Your task is to repeat all of the data exactly while excluding the pictures.

▸ Material for this exercise
# # #

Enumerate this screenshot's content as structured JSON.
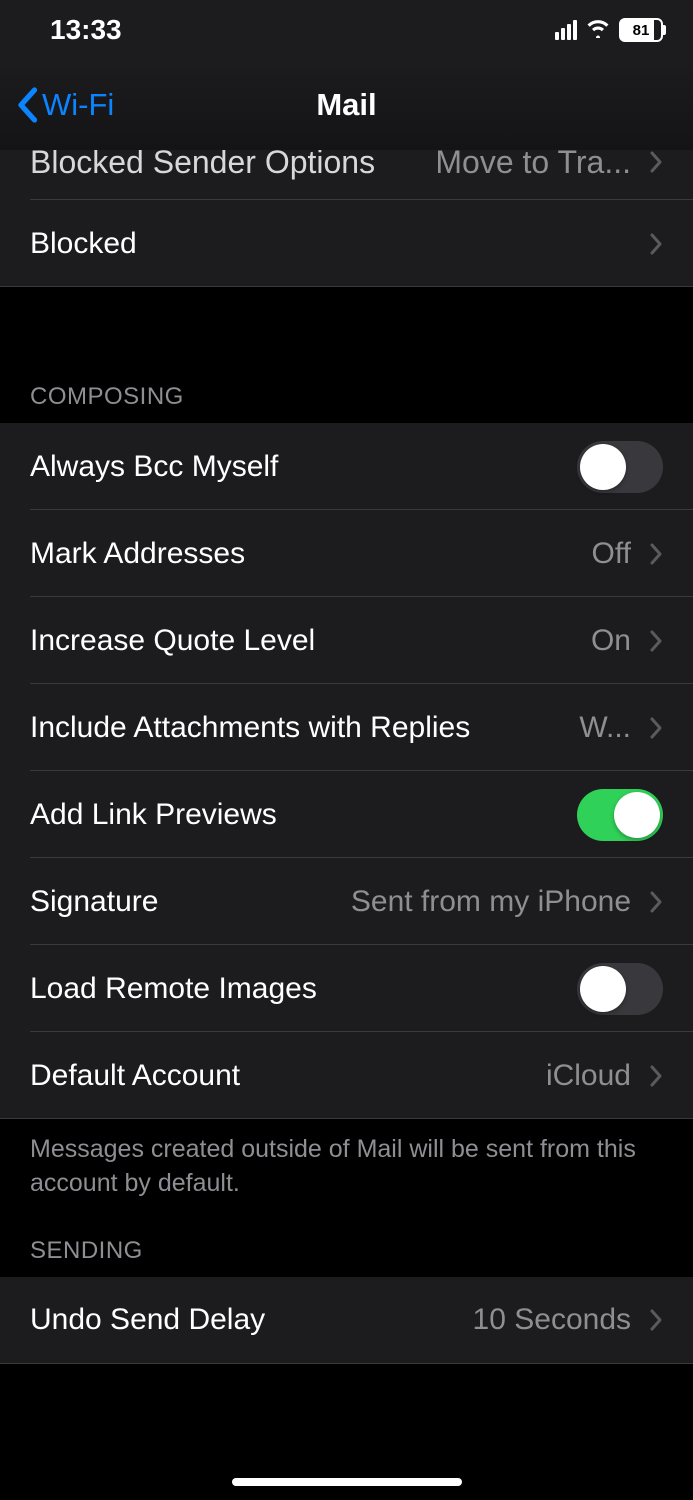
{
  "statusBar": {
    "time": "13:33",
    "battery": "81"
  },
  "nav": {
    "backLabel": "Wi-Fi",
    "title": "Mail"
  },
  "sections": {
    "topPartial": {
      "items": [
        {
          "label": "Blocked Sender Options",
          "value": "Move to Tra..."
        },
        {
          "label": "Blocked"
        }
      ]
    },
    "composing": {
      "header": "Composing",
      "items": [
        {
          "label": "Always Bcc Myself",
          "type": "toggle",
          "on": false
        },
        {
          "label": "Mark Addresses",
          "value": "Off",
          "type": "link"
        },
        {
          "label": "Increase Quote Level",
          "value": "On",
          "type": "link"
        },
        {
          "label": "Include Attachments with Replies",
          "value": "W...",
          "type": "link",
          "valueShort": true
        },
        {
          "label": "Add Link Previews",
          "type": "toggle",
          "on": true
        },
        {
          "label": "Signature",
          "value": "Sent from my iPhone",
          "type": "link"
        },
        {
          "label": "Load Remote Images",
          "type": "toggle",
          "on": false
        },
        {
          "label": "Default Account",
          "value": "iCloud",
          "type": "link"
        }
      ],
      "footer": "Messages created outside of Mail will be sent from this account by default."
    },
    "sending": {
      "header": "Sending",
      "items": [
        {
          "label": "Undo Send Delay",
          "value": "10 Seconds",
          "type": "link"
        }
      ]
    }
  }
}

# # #

▸ The answer
Enumerate this screenshot's content as structured JSON.
{
  "statusBar": {
    "time": "13:33",
    "battery": "81"
  },
  "nav": {
    "backLabel": "Wi-Fi",
    "title": "Mail"
  },
  "sections": {
    "topPartial": {
      "items": [
        {
          "label": "Blocked Sender Options",
          "value": "Move to Tra..."
        },
        {
          "label": "Blocked"
        }
      ]
    },
    "composing": {
      "header": "Composing",
      "items": [
        {
          "label": "Always Bcc Myself",
          "type": "toggle",
          "on": false
        },
        {
          "label": "Mark Addresses",
          "value": "Off",
          "type": "link"
        },
        {
          "label": "Increase Quote Level",
          "value": "On",
          "type": "link"
        },
        {
          "label": "Include Attachments with Replies",
          "value": "W...",
          "type": "link",
          "valueShort": true
        },
        {
          "label": "Add Link Previews",
          "type": "toggle",
          "on": true
        },
        {
          "label": "Signature",
          "value": "Sent from my iPhone",
          "type": "link"
        },
        {
          "label": "Load Remote Images",
          "type": "toggle",
          "on": false
        },
        {
          "label": "Default Account",
          "value": "iCloud",
          "type": "link"
        }
      ],
      "footer": "Messages created outside of Mail will be sent from this account by default."
    },
    "sending": {
      "header": "Sending",
      "items": [
        {
          "label": "Undo Send Delay",
          "value": "10 Seconds",
          "type": "link"
        }
      ]
    }
  }
}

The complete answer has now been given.